There’s a wide array of dietary supplements that may help you to address underlying inflammation, and data for some of these agents has been accumulating over the years and show good benefit. The very first is the use of a good, potent multivitamin/mineral formula to provide the essential building blocks your body needs. Even for people who are not on ARV, this simple intervention has been shown to significantly reduce the rate of disease progression to AIDS.

Other elements of a core anti-inflammation protocol include: fish oils (for blood fats and also, perhaps surprisingly, depression), niacin (for LDL and HDL), alpha lipoic acid and N-acetylcysteine (NAC) for inflammation, and acetylcarnitine for neuropathy.

More and more data are coming out on how important the “good” bacteria in our guts are and the value of using probiotics (like acidophilius or bifidus) in helping to heal the lining of the gut. Low Vitamin D levels in HIV have been linked to a wide range of problems, including more rapidly thinning bones. Having not just the D3 and calcium, but a good formula to help bone function, along with resistance exercise, can help keep your skeleton strong.

There’s much more than we can cover here. Crafting a regimen and approach that works for you, allowing that to evolve and develop over time will help to assure that you are, and remain, in the best health possible… so that you can get on with your life! And we hope that our summary of the key nutrients and agents that show benefit will help you on your way.

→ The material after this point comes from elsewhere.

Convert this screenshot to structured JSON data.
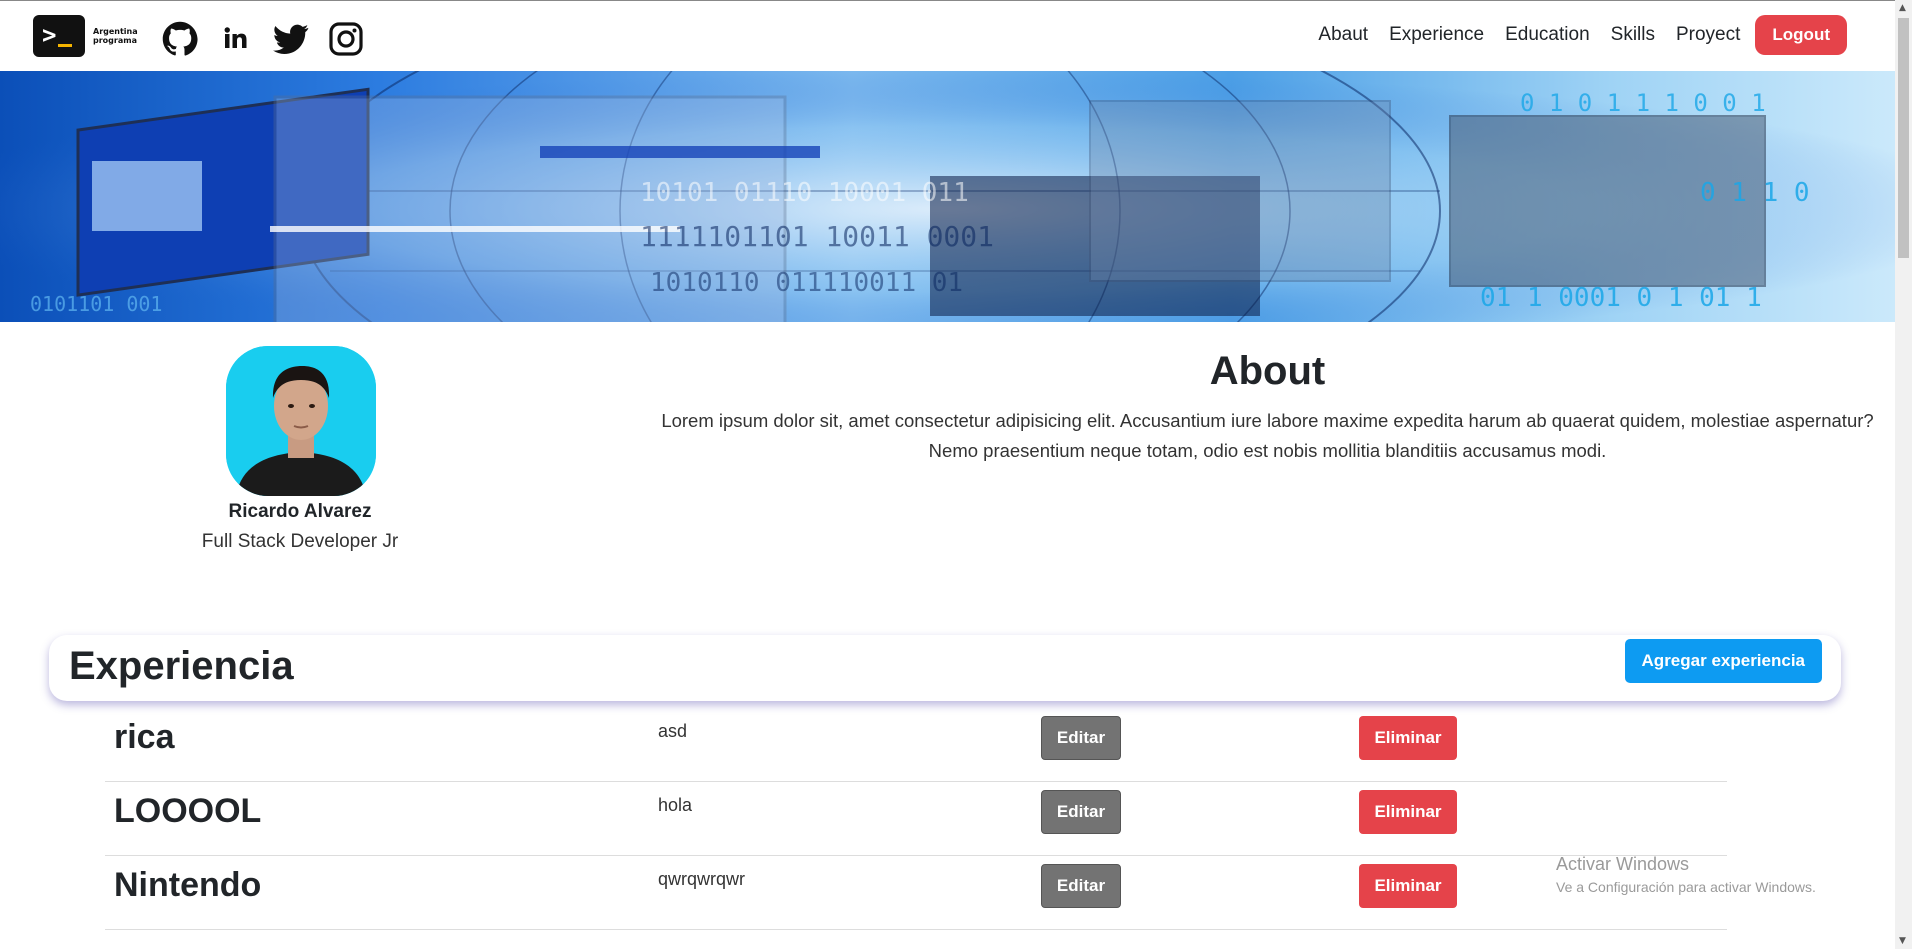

We are happy to discuss any questions you have to help you in making treatment choices. Consultations are free. Email us questions via the form below, or schedule a time to speak on the phone by leaving a message at (800) 650-4983.

george-m-carter

George Carter
Treatment Director, New York Buyers’ Club